Learning standards help teachers ensure their students have the skills and knowledge they need to be successful by providing clear goals for student learning.
We need standards to ensure that all students, no matter where they live, are prepared for success in postsecondary education and the workforce. Common standards will help ensure that students are receiving a high quality education consistently, from school to school and state to state. Common standards will provide a greater opportunity to share experiences and best practices within and across states that will improve our ability to best serve the needs of students.
Standards do not tell teachers how to teach, but they do help teachers figure out the knowledge and skills their students should have so that teachers can build the best lessons and environments for their classrooms. Standards also help students and parents by setting clear and realistic goals for success. Standards are a first step "a key building block" in providing our young people with a high-quality education that will prepare them for success in college and work. Of course, standards are not the only thing that is needed for our children's success, but they provide an accessible roadmap for our teachers, parents, and students.
Today, each state has its own process for developing, adopting and implementing standards. As a result, what students are expected to learn can vary widely from state to state.
No. Common Core Standards are a state-led effort to give all students the skills and knowledge they need to succeed. The federal government has not been involved in the development of the standards. While West Virginia has chosen to adopt these standards, it has also customized the content specifically for our students.
West Virginia's Next Generation Content Standards and Objectives were developed by nearly 100 West Virginia teachers.

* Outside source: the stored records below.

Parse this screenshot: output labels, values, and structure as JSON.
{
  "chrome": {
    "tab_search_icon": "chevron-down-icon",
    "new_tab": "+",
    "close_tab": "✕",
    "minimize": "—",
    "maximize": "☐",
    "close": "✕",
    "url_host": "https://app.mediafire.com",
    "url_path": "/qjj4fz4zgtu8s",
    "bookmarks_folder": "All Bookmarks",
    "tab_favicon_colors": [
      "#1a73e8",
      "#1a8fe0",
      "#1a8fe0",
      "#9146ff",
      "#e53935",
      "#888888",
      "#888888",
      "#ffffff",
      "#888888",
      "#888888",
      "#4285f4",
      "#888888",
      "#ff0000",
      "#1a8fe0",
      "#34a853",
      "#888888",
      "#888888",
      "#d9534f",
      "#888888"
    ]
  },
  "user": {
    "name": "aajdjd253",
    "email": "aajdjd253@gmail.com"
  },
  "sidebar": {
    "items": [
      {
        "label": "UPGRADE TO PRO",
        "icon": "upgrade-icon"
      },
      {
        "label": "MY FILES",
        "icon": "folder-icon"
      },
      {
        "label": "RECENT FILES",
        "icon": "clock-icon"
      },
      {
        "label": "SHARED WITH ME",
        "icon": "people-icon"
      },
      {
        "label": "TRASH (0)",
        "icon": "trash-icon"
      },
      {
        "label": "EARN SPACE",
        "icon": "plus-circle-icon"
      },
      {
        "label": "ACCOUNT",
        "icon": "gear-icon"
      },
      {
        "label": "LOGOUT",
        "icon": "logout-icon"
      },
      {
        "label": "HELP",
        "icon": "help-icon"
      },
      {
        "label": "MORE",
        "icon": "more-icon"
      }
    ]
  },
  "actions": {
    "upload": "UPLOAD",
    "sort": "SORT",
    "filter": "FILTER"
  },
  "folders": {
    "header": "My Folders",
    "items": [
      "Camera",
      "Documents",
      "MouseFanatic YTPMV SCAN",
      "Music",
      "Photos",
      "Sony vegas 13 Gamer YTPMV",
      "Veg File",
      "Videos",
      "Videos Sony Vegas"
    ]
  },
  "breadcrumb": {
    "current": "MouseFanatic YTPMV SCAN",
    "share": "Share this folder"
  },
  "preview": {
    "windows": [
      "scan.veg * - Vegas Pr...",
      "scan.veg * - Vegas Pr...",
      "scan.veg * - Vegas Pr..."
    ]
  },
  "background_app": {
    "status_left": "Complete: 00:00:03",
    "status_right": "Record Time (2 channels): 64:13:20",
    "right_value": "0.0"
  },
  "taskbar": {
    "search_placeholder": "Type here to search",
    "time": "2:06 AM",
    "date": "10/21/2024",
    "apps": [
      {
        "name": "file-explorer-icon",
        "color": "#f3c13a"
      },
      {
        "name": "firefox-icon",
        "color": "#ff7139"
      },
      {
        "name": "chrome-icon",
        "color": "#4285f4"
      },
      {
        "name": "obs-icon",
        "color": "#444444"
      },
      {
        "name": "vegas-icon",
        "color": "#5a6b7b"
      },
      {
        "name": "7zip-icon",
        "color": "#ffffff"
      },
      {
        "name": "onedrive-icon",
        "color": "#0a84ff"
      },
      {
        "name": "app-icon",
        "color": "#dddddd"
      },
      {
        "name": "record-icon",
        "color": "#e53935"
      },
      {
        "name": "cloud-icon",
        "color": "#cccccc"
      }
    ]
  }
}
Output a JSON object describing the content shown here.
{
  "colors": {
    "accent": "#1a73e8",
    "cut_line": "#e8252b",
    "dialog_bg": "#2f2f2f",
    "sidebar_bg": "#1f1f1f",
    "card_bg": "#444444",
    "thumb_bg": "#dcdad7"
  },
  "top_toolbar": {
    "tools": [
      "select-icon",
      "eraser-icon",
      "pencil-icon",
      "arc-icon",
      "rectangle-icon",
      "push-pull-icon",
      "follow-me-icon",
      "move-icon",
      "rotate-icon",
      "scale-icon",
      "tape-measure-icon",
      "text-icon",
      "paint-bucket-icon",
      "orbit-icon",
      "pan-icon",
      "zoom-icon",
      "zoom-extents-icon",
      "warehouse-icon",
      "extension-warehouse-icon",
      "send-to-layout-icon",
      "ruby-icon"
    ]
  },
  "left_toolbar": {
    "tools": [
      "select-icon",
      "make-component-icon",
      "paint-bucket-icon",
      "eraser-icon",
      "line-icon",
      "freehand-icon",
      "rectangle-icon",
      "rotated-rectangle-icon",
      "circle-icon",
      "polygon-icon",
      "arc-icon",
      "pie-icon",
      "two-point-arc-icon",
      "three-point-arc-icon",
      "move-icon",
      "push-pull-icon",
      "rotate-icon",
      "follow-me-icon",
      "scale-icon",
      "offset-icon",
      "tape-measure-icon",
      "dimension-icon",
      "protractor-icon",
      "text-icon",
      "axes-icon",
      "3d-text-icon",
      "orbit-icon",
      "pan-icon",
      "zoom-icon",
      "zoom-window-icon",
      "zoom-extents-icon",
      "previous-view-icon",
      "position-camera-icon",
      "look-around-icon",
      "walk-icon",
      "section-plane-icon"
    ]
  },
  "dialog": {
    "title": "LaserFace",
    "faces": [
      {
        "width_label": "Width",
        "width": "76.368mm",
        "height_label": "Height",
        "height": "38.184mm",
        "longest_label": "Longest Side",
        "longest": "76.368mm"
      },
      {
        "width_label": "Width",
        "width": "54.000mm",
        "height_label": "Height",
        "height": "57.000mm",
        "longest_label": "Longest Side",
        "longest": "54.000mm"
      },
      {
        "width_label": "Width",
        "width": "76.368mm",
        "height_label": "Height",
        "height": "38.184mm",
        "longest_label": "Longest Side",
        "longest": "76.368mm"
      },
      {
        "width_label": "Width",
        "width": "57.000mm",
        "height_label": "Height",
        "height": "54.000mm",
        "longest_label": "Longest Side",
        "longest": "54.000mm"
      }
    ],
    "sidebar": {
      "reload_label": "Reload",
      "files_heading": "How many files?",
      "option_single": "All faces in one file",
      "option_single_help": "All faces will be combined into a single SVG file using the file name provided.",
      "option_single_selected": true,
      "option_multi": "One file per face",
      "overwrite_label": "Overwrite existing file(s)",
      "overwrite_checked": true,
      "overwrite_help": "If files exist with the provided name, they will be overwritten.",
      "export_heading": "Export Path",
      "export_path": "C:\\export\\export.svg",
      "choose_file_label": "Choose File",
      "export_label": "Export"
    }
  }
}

We want to make sure that every child across the state is given the tools they need to succeed. High standards that are consistent across states provide teachers, parents and students with a set of clear expectations that everyone can work toward together. This will ensure that we maintain America's competitive edge, so that all of our students are well prepared with the skills and knowledge necessary to compete with not only their peers here at home, but with students from around the world.
These standards are a common sense first step toward ensuring our children are getting the best possible education no matter where they live.
Parents, teachers, school administrators and experts together with state leaders, the Council of Chief State School Officers (CCSSO) and the National Governors Association Center for Best Practices (NGA Center) are leading the effort to develop a common core of state standards.
The West Virginia Board of Education approved the following implementation schedule for the ELA and Mathematics Next Generation Standards:
- Fall 2011: Kindergarten
- Fall 2012: First Grade
- Fall 2013: Second Grade
- Fall 2014: Grades 3-12
In order to provide all students and teachers access to the curriculum two years prior to administration of the West Virginia Next Generation Assessment aligned with the West Virginia Next Generation Standards, the West Virginia Department of Education has developed the following professional development schedule:
|Summer, 2012-13||First, Fourth, Fifth, and Ninth Grade|
|Summer, 2013-14||Second, Third, Sixth, Seventh, and Tenth Grade|
|Summer, 2014-15||Eighth, Eleventh, Twelfth Grade|
July 1, 2012
No. The Next Generation Standards are a clear set of shared goals and expectations for what knowledge and skills will help our students succeed. Local teachers, principals, superintendents and others will decide how the standards are to be met. Teachers will continue to devise lesson plans and tailor instruction to the individual needs of the students in their classrooms. Local teachers, principals, superintendents, and school boards will continue to make decisions about curriculum and how their school systems are operated.
Yes. Teachers have been a critical voice in the development of the standards.
Not at all. The common core standards have been built from the best and highest state standards in the country. They are evidence-based, aligned with college and work expectations, include rigorous content and skills, and are informed by other top performing countries. They were developed in consultation with teachers and parents from across the country so they are also realistic and practical for the classroom. Far from looking for the "lowest common denominator," these standards are designed to ensure that all students, regardless of where they live, are learning what they need to know to graduate from high school ready for college or a career.
No. For states that choose to adopt these common standards, having one set of standards will make it easier for states to pool information and resources to develop a shared set of high-quality tests to better evaluate student progress. The goal is not to have more tests, but to have smarter and better tests that help students, parents, and teachers.
The Next Generation Standards are currently available for K-12 English language arts and mathematics. Educator groups representing the science, social studies and arts are in the process of authoring Common State Standards for those content areas. West Virginia educators are engaged in this work.
West Virginia is a governing state within SMARTER Balanced, a multi-state assessment consortium, awarded a USED grant to design a next generation assessment aligned with the Common Core State Standards for English language arts and mathematics. The first administration of this assessment will occur in the spring of the 2014-2015 school year.
In September 2011 the WVDE convened a group of teachers representing English language arts and mathematics, grades K-12. These teachers conducted an alignment study of the Next Generation Standards and the currently adopted instructional materials in both content areas. Where they identify gaps in the instructional materials, the WVDE will contract with classroom teachers across the state to create instructional materials on those topics, concepts and skills. These instructional resources will be posted to the Teach21 site for easy access by all teachers.
The federal government has had no role in the development of the common core state standards and will not have a role in their implementation.